Colon Cancer in Young Adults

A Prisma Health Special Presentation

In 2017, award-wining performer and comedian David Lee Nelson received news that would change his life. At 38 years old, he had developed stage four colon cancer.

Join Prisma Health as we commemorate Colon Cancer Awareness Month with Nelson’s own humorous and poignant play, “Stages.” From surgery to chemotherapy to everything in between, Nelson focused his trademark humor on his diagnosis to create a hilarious and heartrending story about finding hope in the most unlikely of places.

When:
Monday, March 18
7 p.m.

Where:
Centre Stage
501 River Street, Greenville, SC

Schedule of events:
6 p.m.: Pre-show resource fair and reception (complimentary refreshments will be available)
7 p.m.: “Stages” performance
8 p.m.: Post-show talkback panel discussion including Prisma Health physicians and surgeons and other community voices.

Tickets are free, but registration is required. Click here to register.

Other colon cancer awareness events

March 8: CHOP! Cancer
Embassy Suites Verdae
670 Verdae Blvd., Greenville
Supporting the Cancer Survivors Park Alliance
Visit chopcancerupstate.com for tickets and more information.

March 13: Getting the 411 on Colon Cancer Prevention and Screening
12:30-1:30 p.m.
Cancer Survivors Park
52 Cleveland St., Greenville
Presented by Prisma Health Center for Integrative Oncology and Survivorship

March 21: Surviving Colon Cancer: The Next Chapter
5:30-7 p.m.
Cancer Survivors Park, Center for Hope and Healing
52 Cleveland St., Greenville
Presented by Prisma Health
Click here for more information.

March 30: Prevention & Wellness Palooza
9 a.m.-noon
The Dream Center
111 Hillcrest Drive, Easley
Presented by Cancer Association of Pickens County (A Division of The Cancer Society of Greenville County)

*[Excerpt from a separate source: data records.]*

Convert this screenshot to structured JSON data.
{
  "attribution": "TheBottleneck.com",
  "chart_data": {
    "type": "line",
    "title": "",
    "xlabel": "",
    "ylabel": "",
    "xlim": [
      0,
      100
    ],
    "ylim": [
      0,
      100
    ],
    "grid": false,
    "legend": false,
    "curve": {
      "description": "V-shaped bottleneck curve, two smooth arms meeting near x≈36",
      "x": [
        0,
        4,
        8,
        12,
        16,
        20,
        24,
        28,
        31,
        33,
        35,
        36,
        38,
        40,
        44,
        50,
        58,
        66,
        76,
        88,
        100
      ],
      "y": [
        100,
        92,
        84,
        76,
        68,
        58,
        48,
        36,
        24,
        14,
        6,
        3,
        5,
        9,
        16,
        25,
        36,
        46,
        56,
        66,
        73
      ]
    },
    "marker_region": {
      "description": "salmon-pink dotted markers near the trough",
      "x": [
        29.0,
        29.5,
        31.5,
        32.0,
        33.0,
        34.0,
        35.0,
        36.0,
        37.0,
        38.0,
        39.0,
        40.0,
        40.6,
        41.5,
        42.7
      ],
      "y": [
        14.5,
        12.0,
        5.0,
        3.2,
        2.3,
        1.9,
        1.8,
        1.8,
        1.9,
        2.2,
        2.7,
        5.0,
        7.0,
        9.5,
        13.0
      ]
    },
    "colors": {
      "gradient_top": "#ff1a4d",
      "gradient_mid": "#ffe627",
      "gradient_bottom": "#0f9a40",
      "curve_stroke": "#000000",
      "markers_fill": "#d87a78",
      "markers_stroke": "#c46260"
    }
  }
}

Doctor’s advice for young adults

The benefits of any screening tests must be weighed against the risks of the tests themselves. Risks may include anxiety, pain or other side effects. And screening isn’t perfect. Sometimes screening misses cancer, and sometimes it finds something suspicious that turns out to be harmless, but must be checked out through additional tests that also carry risks.

The American Cancer Society recommends colon cancer screening begin at age 45 for people at average risk (This is a new recommendation as of May 2018). But some people have certain risk factors that make them more likely to develop colorectal cancer, and to get it at an earlier age. This may mean they should start screening earlier or get tested more often than other people.

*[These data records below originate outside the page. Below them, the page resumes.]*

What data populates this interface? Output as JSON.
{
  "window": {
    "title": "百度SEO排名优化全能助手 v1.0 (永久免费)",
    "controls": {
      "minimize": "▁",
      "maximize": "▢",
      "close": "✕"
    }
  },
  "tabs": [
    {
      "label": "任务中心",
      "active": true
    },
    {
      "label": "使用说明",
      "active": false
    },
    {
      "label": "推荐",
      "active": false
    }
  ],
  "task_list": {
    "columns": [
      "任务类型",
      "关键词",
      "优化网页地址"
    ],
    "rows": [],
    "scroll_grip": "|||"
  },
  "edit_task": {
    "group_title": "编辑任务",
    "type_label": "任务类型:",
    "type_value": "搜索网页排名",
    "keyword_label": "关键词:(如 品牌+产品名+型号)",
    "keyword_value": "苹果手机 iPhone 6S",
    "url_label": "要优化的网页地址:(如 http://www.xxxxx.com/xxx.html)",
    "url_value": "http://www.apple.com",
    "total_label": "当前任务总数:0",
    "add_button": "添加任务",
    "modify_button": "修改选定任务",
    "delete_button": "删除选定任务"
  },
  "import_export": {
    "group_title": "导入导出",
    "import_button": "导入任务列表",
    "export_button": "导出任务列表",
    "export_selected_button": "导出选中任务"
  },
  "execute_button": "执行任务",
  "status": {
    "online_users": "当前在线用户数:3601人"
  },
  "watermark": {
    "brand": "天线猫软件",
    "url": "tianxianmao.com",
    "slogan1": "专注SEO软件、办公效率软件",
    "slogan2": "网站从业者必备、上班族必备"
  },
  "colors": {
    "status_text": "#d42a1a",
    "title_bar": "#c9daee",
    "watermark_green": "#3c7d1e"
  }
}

How can you reduce your risk?

  • Get to and stay at a healthy weight.
    Eat a lot of healthy food, mostly vegetables and fruits, and avoid unhealthy foods, especially desserts, snacks, sugar, soda and other sugary drinks. Eat less red meat (beef, pork or lamb) and processed meats (hot dogs and some lunch meats). And be sure to get regular physical activity. You’ll feel better and you may lower your risk for colon cancer, other cancers, and many other diseases including heart disease and diabetes.
  • Find out your family history.
    You may have to do some work to learn who has been diagnosed with colon or rectal cancer and their age of diagnosis. It’s also important to know if you have a family history of other colon problems that can increase risk.
  • Take any symptoms seriously.
    There is no such thing as normal rectal bleeding. If you notice blood, a change in the color or size of your stool, a new pain or a change in your bowel habits, get checked by a doctor.

Don's Story

Meet Don and listen as he talks about his symptoms, his delay in seeking answers and what he would do differently if he could. Cancer can affect anyone at any age. You’re not immune because you’re young or have no family history. If you suspect something is not right, talk to your healthcare provider as soon as possible.

Tips for keeping your colon happy
  • Follow a high-fiber diet (whole grains, legumes, fruits and vegetables)
  • Stay well hydrated with water
  • Limit red and processed meats. Choose meat-free meals when possible.
  • Limit alcohol to 1 or fewer drinks per day for women and 2 or fewer drinks per day for men
  • Use anti-inflammatory spices like turmeric and ginger
Six meals your colon will love!
  1. Coconut curry with ginger and turmeric soup
  2. Lentil vegetable soup
  3. Berry goat cheese salad
  4. Red lentil chili
  5. Arugula, chickpea and carrot salad with wheat berries
  6. Broccoli salad